Make your job easier later by marking the center line of the support beam on the front of the long side board. This will later be used to figure out where to nail the seat of the bench.
Attach the seat.
Take 1x4s the same length as your long side boards and nail or screw them at the ends and the center to the top of the bench. You should use two screws/nails at each end and at the center. Lay the boards out first, starting from one side and progressing to the other. Place 1/4″ tile spacers between each board as you lay them out.if (WH.video)WH.video.add(document.getElementById(‘mvid-d40c19b882’));
If you’re following the example, you’ll want 10 boards for each bench, plus an extra which will need to be split lengthwise down the middle with each bench taking a half. In other words, 21 boards total. Use a table saw or jigsaw to cut the board down the center.
The spacers between the boards allow air to circulate, helping to prevent mold, but do not allow naughty cats in!
If you’re having trouble finding the center to nail down the boards, either measure for the center or use the guideline you put in when you made the brace beam.
Slide the benches together over the box to close it.
Open them only part way, so that the seat stops at the edge of the sandbox, in order to creating seating for kids and adults alike.if (WH.video)WH.video.add(document.getElementById(‘mvid-86a4ef3648’));

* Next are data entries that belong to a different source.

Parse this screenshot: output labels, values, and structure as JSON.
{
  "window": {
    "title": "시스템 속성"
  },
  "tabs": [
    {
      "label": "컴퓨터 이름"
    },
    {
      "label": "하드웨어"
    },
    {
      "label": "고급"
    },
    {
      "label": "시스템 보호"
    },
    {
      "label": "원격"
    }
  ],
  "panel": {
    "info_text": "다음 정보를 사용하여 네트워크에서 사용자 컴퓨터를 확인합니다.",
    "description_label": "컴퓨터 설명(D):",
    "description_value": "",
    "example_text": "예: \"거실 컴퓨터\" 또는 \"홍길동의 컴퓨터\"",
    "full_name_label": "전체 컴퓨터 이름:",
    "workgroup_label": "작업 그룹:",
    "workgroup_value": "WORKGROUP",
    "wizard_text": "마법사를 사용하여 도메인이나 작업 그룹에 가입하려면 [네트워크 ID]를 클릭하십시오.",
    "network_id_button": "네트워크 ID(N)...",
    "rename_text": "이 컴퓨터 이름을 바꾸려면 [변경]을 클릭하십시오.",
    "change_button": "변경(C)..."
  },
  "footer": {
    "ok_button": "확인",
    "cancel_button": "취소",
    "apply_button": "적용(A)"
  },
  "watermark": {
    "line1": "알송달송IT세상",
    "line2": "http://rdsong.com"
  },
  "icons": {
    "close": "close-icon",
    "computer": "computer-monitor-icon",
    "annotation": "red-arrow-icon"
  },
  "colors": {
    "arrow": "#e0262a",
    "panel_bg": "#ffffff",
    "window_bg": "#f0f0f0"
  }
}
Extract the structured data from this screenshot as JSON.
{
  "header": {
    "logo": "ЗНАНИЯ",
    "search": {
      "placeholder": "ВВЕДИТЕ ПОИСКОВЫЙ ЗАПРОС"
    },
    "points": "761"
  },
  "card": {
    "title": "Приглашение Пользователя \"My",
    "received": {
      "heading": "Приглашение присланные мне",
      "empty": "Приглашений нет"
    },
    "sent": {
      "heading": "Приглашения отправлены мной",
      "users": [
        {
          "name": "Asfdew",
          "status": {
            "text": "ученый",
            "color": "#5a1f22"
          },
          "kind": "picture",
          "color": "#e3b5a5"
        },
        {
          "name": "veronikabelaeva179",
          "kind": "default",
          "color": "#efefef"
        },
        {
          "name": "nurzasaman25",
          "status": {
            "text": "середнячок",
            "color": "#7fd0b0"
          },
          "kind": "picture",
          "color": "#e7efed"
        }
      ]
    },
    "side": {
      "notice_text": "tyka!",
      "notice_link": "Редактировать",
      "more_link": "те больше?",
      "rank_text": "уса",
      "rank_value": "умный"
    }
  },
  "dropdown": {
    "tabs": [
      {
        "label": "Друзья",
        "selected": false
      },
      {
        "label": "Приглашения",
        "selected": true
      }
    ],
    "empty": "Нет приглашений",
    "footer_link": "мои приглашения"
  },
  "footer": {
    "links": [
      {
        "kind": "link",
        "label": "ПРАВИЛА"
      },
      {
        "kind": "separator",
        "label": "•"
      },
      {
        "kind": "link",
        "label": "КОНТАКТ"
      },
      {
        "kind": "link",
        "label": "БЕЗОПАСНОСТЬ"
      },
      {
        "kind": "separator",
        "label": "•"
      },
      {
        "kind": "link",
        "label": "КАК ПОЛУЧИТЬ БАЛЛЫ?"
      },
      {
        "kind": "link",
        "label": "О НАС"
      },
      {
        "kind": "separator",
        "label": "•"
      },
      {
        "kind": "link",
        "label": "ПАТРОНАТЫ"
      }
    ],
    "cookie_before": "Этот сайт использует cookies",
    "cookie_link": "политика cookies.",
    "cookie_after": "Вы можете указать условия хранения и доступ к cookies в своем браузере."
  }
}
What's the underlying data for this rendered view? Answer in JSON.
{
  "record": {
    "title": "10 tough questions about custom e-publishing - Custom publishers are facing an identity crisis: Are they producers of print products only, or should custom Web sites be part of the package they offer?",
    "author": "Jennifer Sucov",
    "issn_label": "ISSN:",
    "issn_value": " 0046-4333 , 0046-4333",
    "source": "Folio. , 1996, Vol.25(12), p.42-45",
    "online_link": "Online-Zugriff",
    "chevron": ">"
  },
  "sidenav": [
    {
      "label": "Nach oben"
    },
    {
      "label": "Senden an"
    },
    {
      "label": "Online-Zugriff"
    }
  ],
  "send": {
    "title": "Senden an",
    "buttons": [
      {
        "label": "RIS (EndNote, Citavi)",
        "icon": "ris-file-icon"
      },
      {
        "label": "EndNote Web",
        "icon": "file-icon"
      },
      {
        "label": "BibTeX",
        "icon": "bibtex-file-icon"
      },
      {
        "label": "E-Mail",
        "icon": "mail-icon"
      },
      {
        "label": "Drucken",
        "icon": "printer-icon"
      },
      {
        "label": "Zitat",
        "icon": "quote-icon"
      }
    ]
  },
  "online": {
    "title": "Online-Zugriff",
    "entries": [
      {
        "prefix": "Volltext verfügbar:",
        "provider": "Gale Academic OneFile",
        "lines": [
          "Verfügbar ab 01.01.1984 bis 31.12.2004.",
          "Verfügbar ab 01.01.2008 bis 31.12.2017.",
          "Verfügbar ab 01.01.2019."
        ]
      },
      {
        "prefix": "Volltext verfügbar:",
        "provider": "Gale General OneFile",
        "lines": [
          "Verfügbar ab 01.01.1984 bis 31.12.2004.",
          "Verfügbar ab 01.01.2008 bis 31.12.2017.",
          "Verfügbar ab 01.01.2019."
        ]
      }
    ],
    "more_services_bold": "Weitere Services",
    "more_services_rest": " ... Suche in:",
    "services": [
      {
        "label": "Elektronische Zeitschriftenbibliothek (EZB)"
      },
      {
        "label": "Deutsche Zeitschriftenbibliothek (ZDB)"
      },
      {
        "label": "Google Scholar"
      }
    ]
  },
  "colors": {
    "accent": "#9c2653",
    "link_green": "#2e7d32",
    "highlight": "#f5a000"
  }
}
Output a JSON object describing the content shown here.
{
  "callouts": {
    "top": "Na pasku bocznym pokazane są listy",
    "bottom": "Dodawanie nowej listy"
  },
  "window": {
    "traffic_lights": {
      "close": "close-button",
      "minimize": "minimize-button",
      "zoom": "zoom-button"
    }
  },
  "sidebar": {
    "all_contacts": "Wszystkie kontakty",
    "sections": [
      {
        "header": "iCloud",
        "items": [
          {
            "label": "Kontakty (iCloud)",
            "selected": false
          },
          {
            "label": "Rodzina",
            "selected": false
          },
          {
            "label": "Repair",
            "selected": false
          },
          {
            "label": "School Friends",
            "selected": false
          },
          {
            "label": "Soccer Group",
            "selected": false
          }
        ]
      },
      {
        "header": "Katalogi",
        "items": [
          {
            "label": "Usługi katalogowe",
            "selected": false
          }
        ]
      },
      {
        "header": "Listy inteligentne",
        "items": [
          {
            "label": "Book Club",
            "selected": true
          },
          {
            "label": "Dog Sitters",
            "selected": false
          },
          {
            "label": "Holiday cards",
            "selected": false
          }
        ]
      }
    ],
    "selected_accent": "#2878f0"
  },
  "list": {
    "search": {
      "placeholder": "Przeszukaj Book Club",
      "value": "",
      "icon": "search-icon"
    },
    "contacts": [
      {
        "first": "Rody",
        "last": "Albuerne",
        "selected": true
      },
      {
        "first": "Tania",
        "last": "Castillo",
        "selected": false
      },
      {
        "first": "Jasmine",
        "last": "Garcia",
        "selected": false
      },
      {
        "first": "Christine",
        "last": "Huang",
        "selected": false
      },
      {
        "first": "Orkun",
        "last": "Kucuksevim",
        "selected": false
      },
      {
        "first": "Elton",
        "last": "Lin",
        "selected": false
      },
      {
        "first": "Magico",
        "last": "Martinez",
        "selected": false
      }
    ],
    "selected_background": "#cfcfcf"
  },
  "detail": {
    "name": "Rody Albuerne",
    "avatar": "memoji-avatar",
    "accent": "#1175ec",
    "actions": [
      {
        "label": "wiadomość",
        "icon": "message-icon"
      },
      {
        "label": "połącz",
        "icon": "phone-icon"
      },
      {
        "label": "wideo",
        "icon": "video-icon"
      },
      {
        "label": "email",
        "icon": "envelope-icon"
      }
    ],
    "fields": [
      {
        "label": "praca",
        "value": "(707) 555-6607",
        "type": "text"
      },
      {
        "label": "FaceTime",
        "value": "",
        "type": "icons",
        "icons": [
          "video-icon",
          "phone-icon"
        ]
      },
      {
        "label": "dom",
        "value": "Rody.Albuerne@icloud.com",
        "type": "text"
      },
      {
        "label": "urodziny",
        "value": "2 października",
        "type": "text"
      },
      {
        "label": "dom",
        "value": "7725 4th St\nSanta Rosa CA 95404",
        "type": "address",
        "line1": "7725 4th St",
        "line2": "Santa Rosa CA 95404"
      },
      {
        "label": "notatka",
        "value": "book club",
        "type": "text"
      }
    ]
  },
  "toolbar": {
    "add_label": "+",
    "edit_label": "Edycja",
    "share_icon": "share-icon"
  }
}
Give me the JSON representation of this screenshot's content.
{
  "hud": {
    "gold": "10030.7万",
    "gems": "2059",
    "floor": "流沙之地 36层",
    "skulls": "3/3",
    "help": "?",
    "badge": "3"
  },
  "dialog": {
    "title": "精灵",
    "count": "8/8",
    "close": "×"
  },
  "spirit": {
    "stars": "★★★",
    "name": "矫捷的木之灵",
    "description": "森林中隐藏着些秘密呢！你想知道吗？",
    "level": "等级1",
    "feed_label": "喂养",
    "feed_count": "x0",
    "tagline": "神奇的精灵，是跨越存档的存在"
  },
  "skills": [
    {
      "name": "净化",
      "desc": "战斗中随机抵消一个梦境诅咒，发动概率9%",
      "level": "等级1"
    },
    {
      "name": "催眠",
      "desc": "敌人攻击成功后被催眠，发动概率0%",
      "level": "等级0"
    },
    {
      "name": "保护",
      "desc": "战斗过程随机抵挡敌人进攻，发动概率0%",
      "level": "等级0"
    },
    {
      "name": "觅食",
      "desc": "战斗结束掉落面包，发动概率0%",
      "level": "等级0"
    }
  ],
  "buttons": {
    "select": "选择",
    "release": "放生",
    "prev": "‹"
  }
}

Stain the wood to protect it.
You will also want to remove the cover with regularity to prevent mold growth.if (WH.video)WH.video.add(document.getElementById(‘mvid-8176370060’));